§ **How to complete this task**: Where in the data does the word "comment" appear? Find those lines and copy them.

|---|

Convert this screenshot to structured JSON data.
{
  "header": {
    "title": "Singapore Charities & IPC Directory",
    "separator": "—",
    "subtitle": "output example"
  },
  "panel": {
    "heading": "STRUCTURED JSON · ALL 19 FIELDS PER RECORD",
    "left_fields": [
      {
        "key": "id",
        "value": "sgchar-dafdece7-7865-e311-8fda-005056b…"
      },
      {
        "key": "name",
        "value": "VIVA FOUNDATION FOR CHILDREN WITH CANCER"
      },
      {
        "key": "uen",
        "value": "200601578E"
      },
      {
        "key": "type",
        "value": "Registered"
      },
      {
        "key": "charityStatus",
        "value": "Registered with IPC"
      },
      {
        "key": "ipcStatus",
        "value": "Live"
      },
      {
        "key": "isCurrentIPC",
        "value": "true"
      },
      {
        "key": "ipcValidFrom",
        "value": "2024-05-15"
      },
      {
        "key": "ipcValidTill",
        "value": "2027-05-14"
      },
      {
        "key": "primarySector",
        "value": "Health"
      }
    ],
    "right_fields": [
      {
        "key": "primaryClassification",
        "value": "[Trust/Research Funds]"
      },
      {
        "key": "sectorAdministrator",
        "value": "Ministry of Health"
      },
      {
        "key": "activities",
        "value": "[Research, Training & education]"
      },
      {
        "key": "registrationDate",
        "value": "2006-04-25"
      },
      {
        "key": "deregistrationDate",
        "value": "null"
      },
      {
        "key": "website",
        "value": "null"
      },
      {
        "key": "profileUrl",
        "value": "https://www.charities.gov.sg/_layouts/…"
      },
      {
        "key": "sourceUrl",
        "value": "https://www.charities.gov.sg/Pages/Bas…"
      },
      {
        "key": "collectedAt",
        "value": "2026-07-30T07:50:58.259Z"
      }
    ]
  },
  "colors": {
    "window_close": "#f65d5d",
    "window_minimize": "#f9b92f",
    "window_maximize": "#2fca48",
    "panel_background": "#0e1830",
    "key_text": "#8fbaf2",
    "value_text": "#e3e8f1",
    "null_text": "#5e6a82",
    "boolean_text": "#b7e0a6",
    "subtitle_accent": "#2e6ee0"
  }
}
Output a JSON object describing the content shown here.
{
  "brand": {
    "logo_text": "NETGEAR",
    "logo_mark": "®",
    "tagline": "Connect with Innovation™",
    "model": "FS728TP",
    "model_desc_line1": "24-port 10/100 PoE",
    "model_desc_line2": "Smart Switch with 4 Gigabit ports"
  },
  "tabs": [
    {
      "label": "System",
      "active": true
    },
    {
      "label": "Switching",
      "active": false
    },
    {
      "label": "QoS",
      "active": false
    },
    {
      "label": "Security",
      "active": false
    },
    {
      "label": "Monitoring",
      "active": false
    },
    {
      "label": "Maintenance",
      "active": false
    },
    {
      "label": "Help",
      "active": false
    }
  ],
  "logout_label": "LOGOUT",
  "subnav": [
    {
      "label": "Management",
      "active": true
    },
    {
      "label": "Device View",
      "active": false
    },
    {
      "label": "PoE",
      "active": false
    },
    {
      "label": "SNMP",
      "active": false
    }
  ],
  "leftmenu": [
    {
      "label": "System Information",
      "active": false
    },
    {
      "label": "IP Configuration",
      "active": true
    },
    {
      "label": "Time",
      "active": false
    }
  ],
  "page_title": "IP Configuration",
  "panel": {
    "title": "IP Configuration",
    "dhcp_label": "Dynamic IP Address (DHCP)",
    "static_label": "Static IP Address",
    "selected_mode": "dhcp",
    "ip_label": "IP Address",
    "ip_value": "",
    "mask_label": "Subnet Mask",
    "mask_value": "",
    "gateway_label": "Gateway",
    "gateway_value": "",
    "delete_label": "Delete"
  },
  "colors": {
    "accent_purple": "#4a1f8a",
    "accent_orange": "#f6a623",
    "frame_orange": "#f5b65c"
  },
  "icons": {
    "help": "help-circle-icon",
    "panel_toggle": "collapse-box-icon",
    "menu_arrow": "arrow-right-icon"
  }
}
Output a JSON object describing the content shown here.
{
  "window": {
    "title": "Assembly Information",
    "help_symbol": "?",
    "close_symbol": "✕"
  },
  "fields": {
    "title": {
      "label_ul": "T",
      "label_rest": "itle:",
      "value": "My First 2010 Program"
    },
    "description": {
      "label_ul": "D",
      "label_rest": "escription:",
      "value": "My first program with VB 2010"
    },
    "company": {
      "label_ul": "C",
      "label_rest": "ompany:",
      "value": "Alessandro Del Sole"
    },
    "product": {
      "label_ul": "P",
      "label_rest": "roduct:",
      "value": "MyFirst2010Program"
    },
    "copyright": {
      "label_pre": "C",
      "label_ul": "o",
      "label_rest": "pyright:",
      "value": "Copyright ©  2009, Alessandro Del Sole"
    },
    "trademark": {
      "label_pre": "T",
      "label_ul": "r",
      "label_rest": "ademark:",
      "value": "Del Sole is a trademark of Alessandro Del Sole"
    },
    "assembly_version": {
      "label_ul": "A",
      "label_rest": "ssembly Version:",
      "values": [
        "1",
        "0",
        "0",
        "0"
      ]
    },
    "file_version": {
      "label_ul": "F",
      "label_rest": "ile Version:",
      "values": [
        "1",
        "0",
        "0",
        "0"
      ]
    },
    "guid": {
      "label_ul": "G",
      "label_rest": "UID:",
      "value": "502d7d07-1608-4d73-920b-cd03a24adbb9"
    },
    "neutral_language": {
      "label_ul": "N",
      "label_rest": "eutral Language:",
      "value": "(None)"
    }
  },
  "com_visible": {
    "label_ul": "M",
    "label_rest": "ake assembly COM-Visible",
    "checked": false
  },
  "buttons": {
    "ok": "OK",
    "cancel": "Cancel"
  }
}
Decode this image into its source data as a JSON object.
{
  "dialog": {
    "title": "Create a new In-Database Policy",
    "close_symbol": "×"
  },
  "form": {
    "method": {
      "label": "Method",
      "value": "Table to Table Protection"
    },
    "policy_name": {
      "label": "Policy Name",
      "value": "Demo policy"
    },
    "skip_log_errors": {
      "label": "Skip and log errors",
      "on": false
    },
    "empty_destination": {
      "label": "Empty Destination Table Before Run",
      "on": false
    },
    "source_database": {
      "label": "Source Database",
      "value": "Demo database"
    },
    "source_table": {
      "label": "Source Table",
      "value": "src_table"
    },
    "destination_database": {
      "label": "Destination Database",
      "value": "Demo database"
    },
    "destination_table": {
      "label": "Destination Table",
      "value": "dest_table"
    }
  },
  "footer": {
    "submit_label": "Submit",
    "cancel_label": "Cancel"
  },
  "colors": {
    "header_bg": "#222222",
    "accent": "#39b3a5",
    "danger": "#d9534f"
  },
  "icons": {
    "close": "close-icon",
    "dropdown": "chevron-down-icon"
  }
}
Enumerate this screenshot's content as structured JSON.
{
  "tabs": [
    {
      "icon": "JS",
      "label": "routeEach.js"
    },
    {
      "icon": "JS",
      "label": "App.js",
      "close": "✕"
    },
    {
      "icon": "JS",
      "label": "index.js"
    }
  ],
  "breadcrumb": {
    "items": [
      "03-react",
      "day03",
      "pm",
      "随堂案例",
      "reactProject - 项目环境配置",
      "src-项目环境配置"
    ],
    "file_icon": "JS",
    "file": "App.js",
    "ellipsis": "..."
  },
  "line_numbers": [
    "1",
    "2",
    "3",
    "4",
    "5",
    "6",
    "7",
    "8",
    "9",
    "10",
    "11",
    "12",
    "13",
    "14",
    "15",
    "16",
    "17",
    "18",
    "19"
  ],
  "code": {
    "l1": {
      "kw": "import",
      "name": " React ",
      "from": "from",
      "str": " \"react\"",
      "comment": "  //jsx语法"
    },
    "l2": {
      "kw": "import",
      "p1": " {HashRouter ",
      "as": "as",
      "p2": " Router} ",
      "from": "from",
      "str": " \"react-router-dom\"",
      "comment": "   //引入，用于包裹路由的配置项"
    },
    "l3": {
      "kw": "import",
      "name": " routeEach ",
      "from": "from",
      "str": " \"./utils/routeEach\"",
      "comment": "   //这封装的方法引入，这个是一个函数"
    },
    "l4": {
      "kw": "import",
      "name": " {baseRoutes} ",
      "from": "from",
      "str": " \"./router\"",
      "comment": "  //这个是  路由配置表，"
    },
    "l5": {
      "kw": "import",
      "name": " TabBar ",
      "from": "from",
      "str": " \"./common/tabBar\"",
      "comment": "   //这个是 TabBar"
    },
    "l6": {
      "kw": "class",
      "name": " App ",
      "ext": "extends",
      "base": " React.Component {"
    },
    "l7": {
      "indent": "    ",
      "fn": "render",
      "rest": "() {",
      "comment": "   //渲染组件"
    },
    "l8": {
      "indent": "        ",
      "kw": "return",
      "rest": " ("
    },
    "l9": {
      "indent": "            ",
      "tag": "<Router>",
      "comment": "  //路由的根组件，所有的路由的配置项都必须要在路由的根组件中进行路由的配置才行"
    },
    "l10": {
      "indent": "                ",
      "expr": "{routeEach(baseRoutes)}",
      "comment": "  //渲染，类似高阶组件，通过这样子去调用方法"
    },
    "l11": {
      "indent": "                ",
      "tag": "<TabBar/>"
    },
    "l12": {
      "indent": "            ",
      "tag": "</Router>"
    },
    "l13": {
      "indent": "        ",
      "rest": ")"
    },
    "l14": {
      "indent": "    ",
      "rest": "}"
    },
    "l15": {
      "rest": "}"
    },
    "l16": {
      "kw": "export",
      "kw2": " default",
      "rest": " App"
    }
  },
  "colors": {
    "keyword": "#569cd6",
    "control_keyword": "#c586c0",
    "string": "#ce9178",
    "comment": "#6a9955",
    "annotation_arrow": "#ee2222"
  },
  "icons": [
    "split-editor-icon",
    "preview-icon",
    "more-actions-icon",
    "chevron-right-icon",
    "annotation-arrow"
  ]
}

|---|

§ **Written reply**:
      "comment": "  //jsx语法"
      "comment": "   //引入，用于包裹路由的配置项"
      "comment": "   //这封装的方法引入，这个是一个函数"
      "comment": "  //这个是  路由配置表，"
      "comment": "   //这个是 TabBar"
      "comment": "   //渲染组件"
      "comment": "  //路由的根组件，所有的路由的配置项都必须要在路由的根组件中进行路由的配置才行"
      "comment": "  //渲染，类似高阶组件，通过这样子去调用方法"
    "comment": "#6a9955",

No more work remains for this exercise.